(Dataset rows describing interfaces)
○ ○ ○

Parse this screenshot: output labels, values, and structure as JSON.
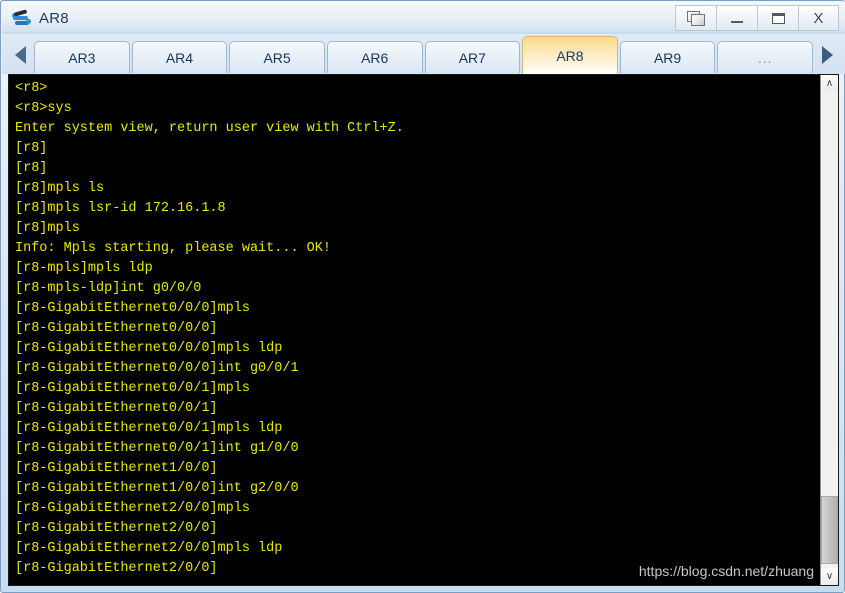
{
  "window": {
    "title": "AR8",
    "icon": "router-icon",
    "controls": [
      {
        "name": "cascade-windows-button",
        "label": ""
      },
      {
        "name": "minimize-button",
        "label": ""
      },
      {
        "name": "maximize-button",
        "label": ""
      },
      {
        "name": "close-button",
        "label": "X"
      }
    ]
  },
  "tabbar": {
    "scroll_left": "◀",
    "scroll_right": "▶",
    "tabs": [
      {
        "label": "AR3",
        "active": false
      },
      {
        "label": "AR4",
        "active": false
      },
      {
        "label": "AR5",
        "active": false
      },
      {
        "label": "AR6",
        "active": false
      },
      {
        "label": "AR7",
        "active": false
      },
      {
        "label": "AR8",
        "active": true
      },
      {
        "label": "AR9",
        "active": false
      },
      {
        "label": "...",
        "active": false
      }
    ]
  },
  "terminal": {
    "foreground_color": "#e8e800",
    "background_color": "#000000",
    "lines": [
      "<r8>",
      "<r8>sys",
      "Enter system view, return user view with Ctrl+Z.",
      "[r8]",
      "[r8]",
      "[r8]mpls ls",
      "[r8]mpls lsr-id 172.16.1.8",
      "[r8]mpls",
      "Info: Mpls starting, please wait... OK!",
      "[r8-mpls]mpls ldp",
      "[r8-mpls-ldp]int g0/0/0",
      "[r8-GigabitEthernet0/0/0]mpls",
      "[r8-GigabitEthernet0/0/0]",
      "[r8-GigabitEthernet0/0/0]mpls ldp",
      "[r8-GigabitEthernet0/0/0]int g0/0/1",
      "[r8-GigabitEthernet0/0/1]mpls",
      "[r8-GigabitEthernet0/0/1]",
      "[r8-GigabitEthernet0/0/1]mpls ldp",
      "[r8-GigabitEthernet0/0/1]int g1/0/0",
      "[r8-GigabitEthernet1/0/0]",
      "[r8-GigabitEthernet1/0/0]int g2/0/0",
      "[r8-GigabitEthernet2/0/0]mpls",
      "[r8-GigabitEthernet2/0/0]",
      "[r8-GigabitEthernet2/0/0]mpls ldp",
      "[r8-GigabitEthernet2/0/0]"
    ],
    "watermark": "https://blog.csdn.net/zhuang"
  },
  "scrollbar": {
    "up_arrow": "∧",
    "down_arrow": "∨"
  }
}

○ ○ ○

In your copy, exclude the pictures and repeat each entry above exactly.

Completed exercise:
Parse this screenshot: output labels, values, and structure as JSON.
{
  "window": {
    "title": "AR8",
    "icon": "router-icon",
    "controls": [
      {
        "name": "cascade-windows-button",
        "label": ""
      },
      {
        "name": "minimize-button",
        "label": ""
      },
      {
        "name": "maximize-button",
        "label": ""
      },
      {
        "name": "close-button",
        "label": "X"
      }
    ]
  },
  "tabbar": {
    "scroll_left": "◀",
    "scroll_right": "▶",
    "tabs": [
      {
        "label": "AR3",
        "active": false
      },
      {
        "label": "AR4",
        "active": false
      },
      {
        "label": "AR5",
        "active": false
      },
      {
        "label": "AR6",
        "active": false
      },
      {
        "label": "AR7",
        "active": false
      },
      {
        "label": "AR8",
        "active": true
      },
      {
        "label": "AR9",
        "active": false
      },
      {
        "label": "...",
        "active": false
      }
    ]
  },
  "terminal": {
    "foreground_color": "#e8e800",
    "background_color": "#000000",
    "lines": [
      "<r8>",
      "<r8>sys",
      "Enter system view, return user view with Ctrl+Z.",
      "[r8]",
      "[r8]",
      "[r8]mpls ls",
      "[r8]mpls lsr-id 172.16.1.8",
      "[r8]mpls",
      "Info: Mpls starting, please wait... OK!",
      "[r8-mpls]mpls ldp",
      "[r8-mpls-ldp]int g0/0/0",
      "[r8-GigabitEthernet0/0/0]mpls",
      "[r8-GigabitEthernet0/0/0]",
      "[r8-GigabitEthernet0/0/0]mpls ldp",
      "[r8-GigabitEthernet0/0/0]int g0/0/1",
      "[r8-GigabitEthernet0/0/1]mpls",
      "[r8-GigabitEthernet0/0/1]",
      "[r8-GigabitEthernet0/0/1]mpls ldp",
      "[r8-GigabitEthernet0/0/1]int g1/0/0",
      "[r8-GigabitEthernet1/0/0]",
      "[r8-GigabitEthernet1/0/0]int g2/0/0",
      "[r8-GigabitEthernet2/0/0]mpls",
      "[r8-GigabitEthernet2/0/0]",
      "[r8-GigabitEthernet2/0/0]mpls ldp",
      "[r8-GigabitEthernet2/0/0]"
    ],
    "watermark": "https://blog.csdn.net/zhuang"
  },
  "scrollbar": {
    "up_arrow": "∧",
    "down_arrow": "∨"
  }
}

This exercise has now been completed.